When Visiting the Snow-Capped San Bernardino County Mountains, Be Prepared…

By on February 14, 2019

After a dismal rain and snow season last year, this year’s snow-capped San Bernardino County (SBC) mountains have been a sight to behold on the recent days when glimpses of the local ranges have peaked through the rain clouds. But a winter trek to the local mountains requires preparation and planning. SBC police and fire agencies, Caltrans and other government entities are joining mountain residents and businesses in welcoming visitors, snow enthusiasts and weekenders in asking for courtesy and preparation.
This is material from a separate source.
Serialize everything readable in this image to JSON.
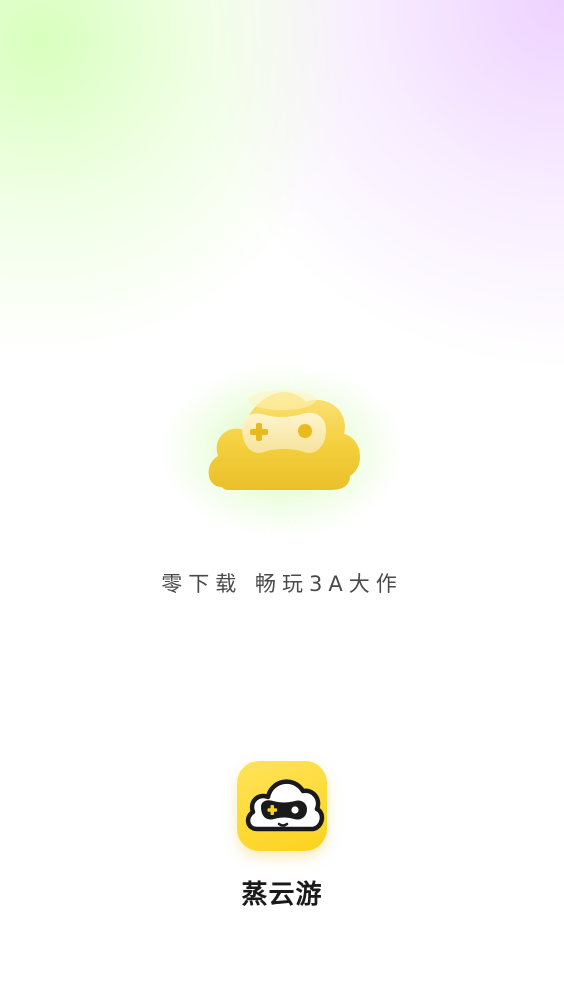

  • Rain and snow are expected this coming weekend and throughout much of next week in the local mountains. Always check the weather forecast in the days prior to a trip to the mountains and especially the day before/day of your trip. Weather can change rapidly in mountain areas.
  • Install Caltrans Highway Information Network (CHIN) phone number: 800-427-7623 on your cell phone for convenient, updated road conditions.
  • Heavy fog is common on mountain highways. Motorists are reminded to be alert, slow for weather conditions and use headlights while driving. Avoid travel during storm events.
  • Check your vehicle’s antifreeze and be ready for colder temperatures.
  • Concentrated windshield washer fluid may need to be added to the windshield washer fluid reservoir to prevent an icy windshield. More information about this type of windshield washer fluid can be found on the California Air Resources Board web site at: https://www.arb.ca.gov/consprod/regact/awwf/awwf.htm.
  • Check your tires. Make sure they are properly inflated and the tread is in good condition.
  • Always carry tire chains when traveling in the mountains during the winter months. Make sure they are the proper size for your tires and are in working order. Chains must be installed on the drive wheels. Make sure you know if your vehicle is front or rear wheel drive.
  • The San Bernardino Mountain regions have Caltrans-permitted and trained chain installers available during periods when chains are required. If you plan to install tire chains yourself be prepared with a flashlight, chain repair links and any tools you may need or which will make chain installation easier.
  • Keep an extra car key in your pocket. Motorists have inadvertently locked themselves out of their cars when putting on chains and at ski areas.
  • Items to carry in your car during trips to snow areas are an ice scraper or commercial de-icer, a broom for brushing snow off your car, a shovel to free your car if it becomes “snowed in”, sand or burlap for traction if your wheels should become stuck in snow and old towels to clean your hands.
  • Stock vehicles with water, snacks, blankets, a charged cell phone, a cell phone charger, flashlight and a full tank of gas before visiting the mountains.
  • When driving on weather compromised roads slow down and be especially observant of your surroundings.
  • If your vehicle stalls out, stay with your vehicle and try to conserve fuel while maintaining warmth. Be alert to any possible exhaust or monoxide problems.
  • Give snowplows room to work.  A “strike team” may include several plow trucks, including Tow Plows and wing plows using multiple lanes on a major highway.  Stay at least four (4) car lengths back from snowplows and snow removal equipment.
  • Salt brine trucks as well as sand and cinder-spreading trucks have signs saying “Stay Back”. This is for your safety since material can be spread/sprayed across multiple lanes.
  • Equipment operators must focus on snow removal and cannot always watch out for motorists. Refrain from, or use extreme caution, when passing snow removal equipment.
  • Motorists should anticipate delays and longer travel time during inclement weather. Age appropriate amusements for children may come in handy if you are detained in your vehicle for any length of time.
  • Park only in areas clearly designated for parking. Illegally parked vehicles, especially those blocking roads or snow plows, will be quickly towed away.
  • Visitors should carry their trash down the mountain with them or use one of the dumpsters located along state highways 18 and 330, which are generously provided through a partnership between SBC government, Caltrans and Burrtec.
  • Check out Caltrans’ “Quick Map” for current road conditions and chain requirements at http://quickmap.dot.ca.gov. For real-time traffic, download the Quick Map app on iTunes or Google Play.
  • Weather conditions may warrant detours away from the main roadway. It is strongly suggested that drivers always keep an updated map of the mountains area with you at all times; cell phone service (and GPS service) may not be available at all times and in certain mountain areas so plan to NOT be able to rely on internet services.
  • Use common sense and be courteous. The local mountains are the full-time home to thousands of people. Respect the private property and the privacy of these residents and their ability to go about their daily lives.

In spite of all these cautions and recommendations the vast majority of people have a great day in the local mountains when visiting and playing in the snow.  SBC law enforcement will be present in greater numbers and will actively enforce laws concerning driving, chains, parking, roadside play and littering. They will also be present to help ensure you and you family and friends have a great time in the local mountains!